"He's crossed the line, he's violated our community," Gordon said in a telephone interview. "He needs to face the consequence of that violation."
Some consequences already were evident.
A growing list of sponsors -- including American Express Co., Staples Inc., Procter & Gamble Co., and General Motors Corp. -- said they were pulling ads from Imus' show for the indefinite future. And at the Rutgers campus in New Brunswick, N.J., about 300 students and faculty rallied to cheer for their team, which lost in the national championship game, and add their voices to the crescendo of calls for Imus' ouster.
Gordon, a longtime telecommunications executive, stepped down in March after 19 months as head of the National Association for the Advancement of Colored People, one of the foremost U.S. civil rights organizations.
He said he had spoken with CBS chief executive Leslie Moonves and hoped the company, after reviewing the situation, would fire Imus rather than let him return to the air at the end of a two-week suspension beginning next Monday.
"We should have a zero-tolerance policy when it comes to what I see as irresponsible, racist behavior," Gordon said. "The Imus comments go beyond humor. Maybe he thought it was funny, but that's not what occurred."
Imus triggered the uproar on his April 4 show, when he referred to the Rutgers players as "nappy-headed hos." His comments have been widely denounced by civil rights and women's groups.
Gordon said that as a matter of principle, firing Imus should be an easy decision to make, though he respects the right of CBS leadership to consider all factors, including legal and financial repercussions.
"When I look at it from my position as a director, where my responsibility is to represent the best interest of the shareholders, it's more complex," Gordon said. "But at the end of the day, the image of CBS is at risk. ... The ad revenue of CBS could be at risk."
"What I expect is for management to take the next two weeks to do their homework," he said. "I hope that the result of their due diligence is to terminate Don Imus."
A CBS spokesman, Dana McClintock, declined to comment on the remarks by Gordon, who is the only black on the 13-member board. Other members declined to comment or could not be reached.
Shortly after Gordon's comments, General Motors -- one of the major advertisers on the Imus broadcasts -- became the latest sponsor to pull its ads, although GM spokeswoman Ryndee Carney said the decision would be reassessed later.

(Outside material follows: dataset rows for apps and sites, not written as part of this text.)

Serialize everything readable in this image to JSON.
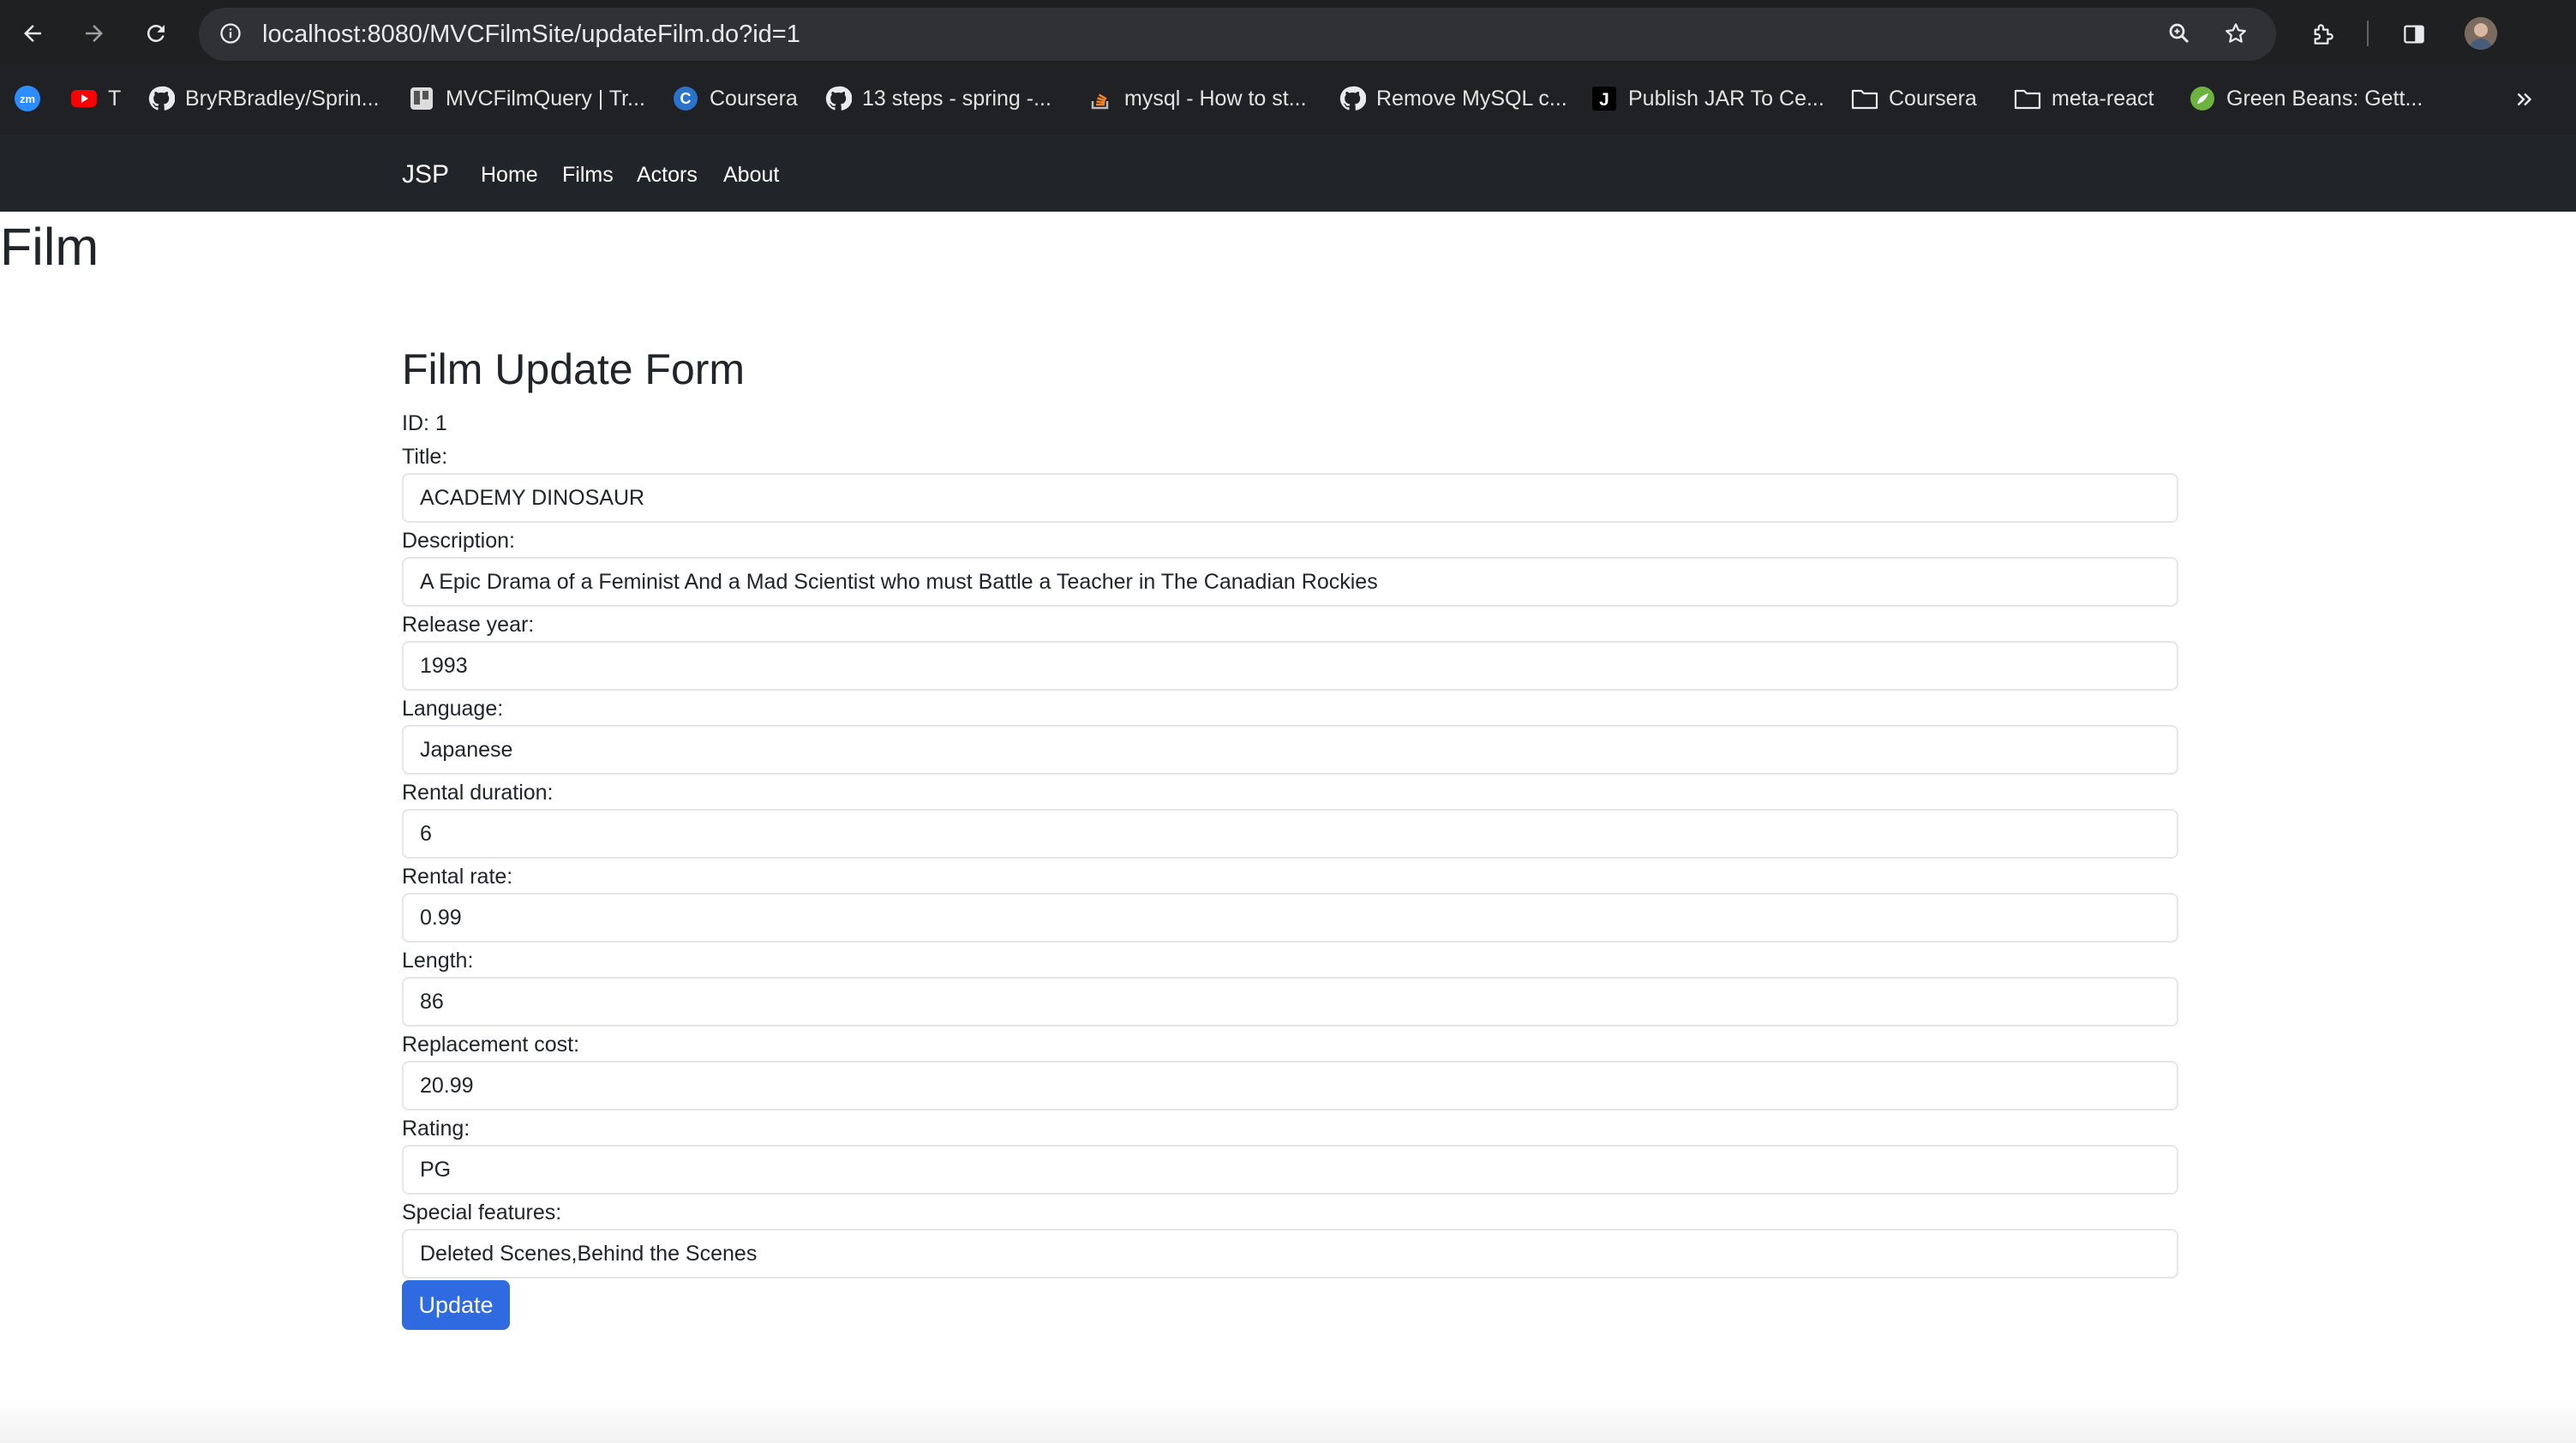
{
  "browser": {
    "url": "localhost:8080/MVCFilmSite/updateFilm.do?id=1",
    "bookmarks": [
      {
        "label": "",
        "icon": "zoom-icon"
      },
      {
        "label": "T",
        "icon": "youtube-icon"
      },
      {
        "label": "BryRBradley/Sprin...",
        "icon": "github-icon"
      },
      {
        "label": "MVCFilmQuery | Tr...",
        "icon": "trello-icon"
      },
      {
        "label": "Coursera",
        "icon": "coursera-icon"
      },
      {
        "label": "13 steps - spring -...",
        "icon": "github-icon"
      },
      {
        "label": "mysql - How to st...",
        "icon": "stackoverflow-icon"
      },
      {
        "label": "Remove MySQL c...",
        "icon": "github-icon"
      },
      {
        "label": "Publish JAR To Ce...",
        "icon": "jfrog-icon"
      },
      {
        "label": "Coursera",
        "icon": "folder-icon"
      },
      {
        "label": "meta-react",
        "icon": "folder-icon"
      },
      {
        "label": "Green Beans: Gett...",
        "icon": "spring-icon"
      }
    ],
    "zoom_badge": "zm"
  },
  "navbar": {
    "brand": "JSP",
    "links": [
      "Home",
      "Films",
      "Actors",
      "About"
    ]
  },
  "page": {
    "title": "Film"
  },
  "form": {
    "title": "Film Update Form",
    "id_label": "ID: 1",
    "fields": [
      {
        "label": "Title:",
        "value": "ACADEMY DINOSAUR"
      },
      {
        "label": "Description:",
        "value": "A Epic Drama of a Feminist And a Mad Scientist who must Battle a Teacher in The Canadian Rockies"
      },
      {
        "label": "Release year:",
        "value": "1993"
      },
      {
        "label": "Language:",
        "value": "Japanese"
      },
      {
        "label": "Rental duration:",
        "value": "6"
      },
      {
        "label": "Rental rate:",
        "value": "0.99"
      },
      {
        "label": "Length:",
        "value": "86"
      },
      {
        "label": "Replacement cost:",
        "value": "20.99"
      },
      {
        "label": "Rating:",
        "value": "PG"
      },
      {
        "label": "Special features:",
        "value": "Deleted Scenes,Behind the Scenes"
      }
    ],
    "submit_label": "Update"
  },
  "colors": {
    "navbar_bg": "#212529",
    "button_bg": "#2f6ae0",
    "chrome_bg": "#1f2022"
  }
}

"This is a very fluid situation, and we'll just continue to monitor it as it goes forward when he returns to the air," she said.
At the Rutgers rally, a New Jersey state senator, Nia Gill, called for a boycott of any advertisers who continued to sponsor Imus' show.

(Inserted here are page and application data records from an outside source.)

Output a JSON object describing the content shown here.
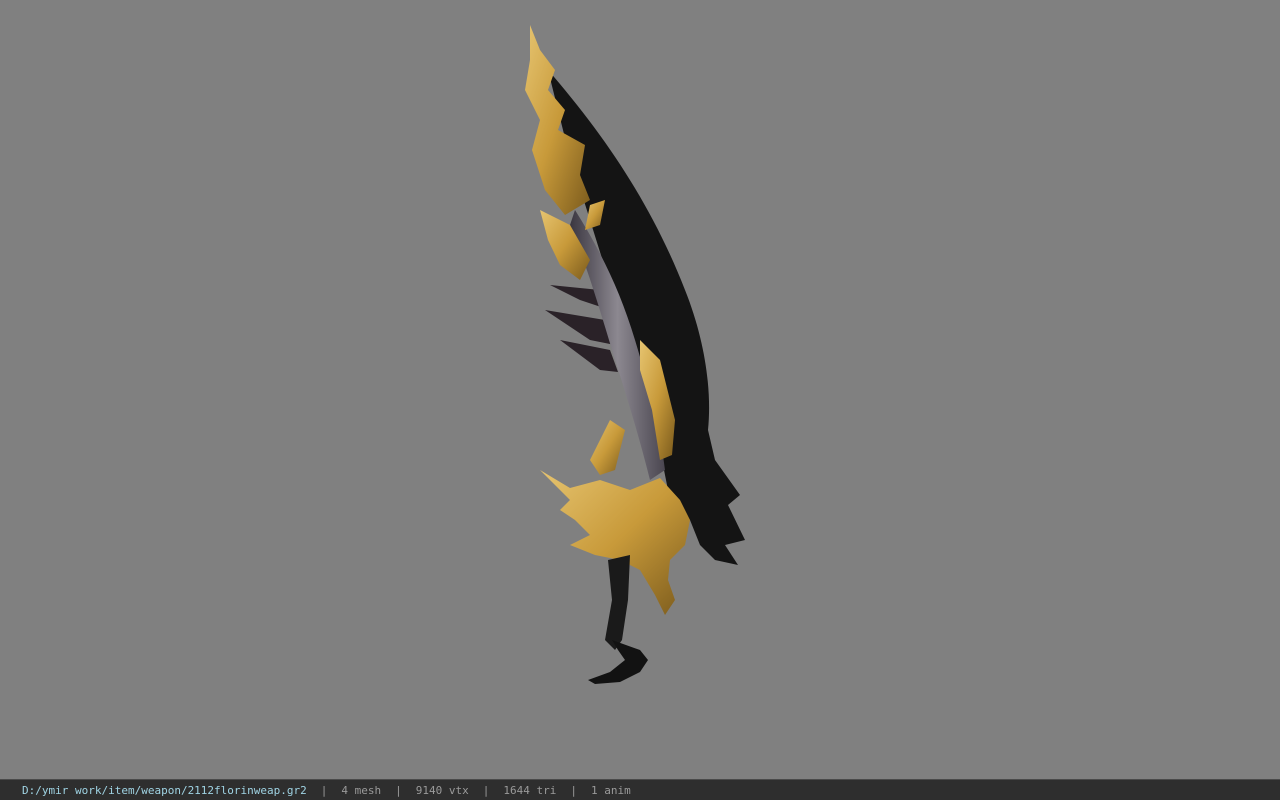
{
  "viewer": {
    "model_path": "D:/ymir work/item/weapon/2112florinweap.gr2",
    "separator": "|",
    "stats": [
      {
        "label": "4 mesh"
      },
      {
        "label": "9140 vtx"
      },
      {
        "label": "1644 tri"
      },
      {
        "label": "1 anim"
      }
    ]
  },
  "colors": {
    "background": "#808080",
    "statusbar": "#2e2e2e",
    "path_text": "#9fd3e3",
    "stat_text": "#9a9a9a"
  }
}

The show originates from WFAN-AM in New York City and is syndicated nationally by Westwood One, both of which are managed by CBS Corp. MSNBC, which simulcasts the show on cable and is a part of NBC Universal, says it will monitor future shows to see whether Imus changes the tenor.
The 10 members of the Rutgers team spoke publicly for the first time Tuesday about the on-air comments, made the day after the team lost the NCAA championship game to Tennessee. Some of them wiped away tears as their coach, C. Vivian Stringer, criticized Imus for "racist and sexist remarks that are deplorable, despicable, abominable and unconscionable."
The women, eight of whom are black, agreed to meet with Imus privately next Tuesday and hear his explanation. They held back from saying whether they'd accept Imus' apologies or passing judgment on whether a two-week suspension imposed by CBS Radio and MSNBC was sufficient.
The Black Coaches Association said Wednesday it was "disgusted" by Imus' remark and urged his immediate dismissal.
Gordon said he was unimpressed by defenders of Imus who depict him as a well-meaning commentator who mistakenly went too far.
"The defense that he is a nice guy is irrelevant," Gordon said. "The people to be concerned about are the nice women at Rutgers University who continue even in the face of this insult to carry themselves with dignity."
Imus has apologized repeatedly for his comments. He said Tuesday he hadn't been thinking when making a joke that went "way too far." He also said that those who called for his firing without knowing him, his philanthropic work or what his show was about would be making an "ill-informed" choice.
One reason his suspension does not start until next week is that Imus is scheduled to host a charity radiothon for WFAN on Thursday and Friday.
At the Rutgers rally, one of the speakers was Chidimma Acholonu, president of the campus chapter of the NAACP.
"This is not a battle against one man. This is a battle against a way of thought," she said. "Don Imus does not understand the power of his words, so it is our responsibility to remind him."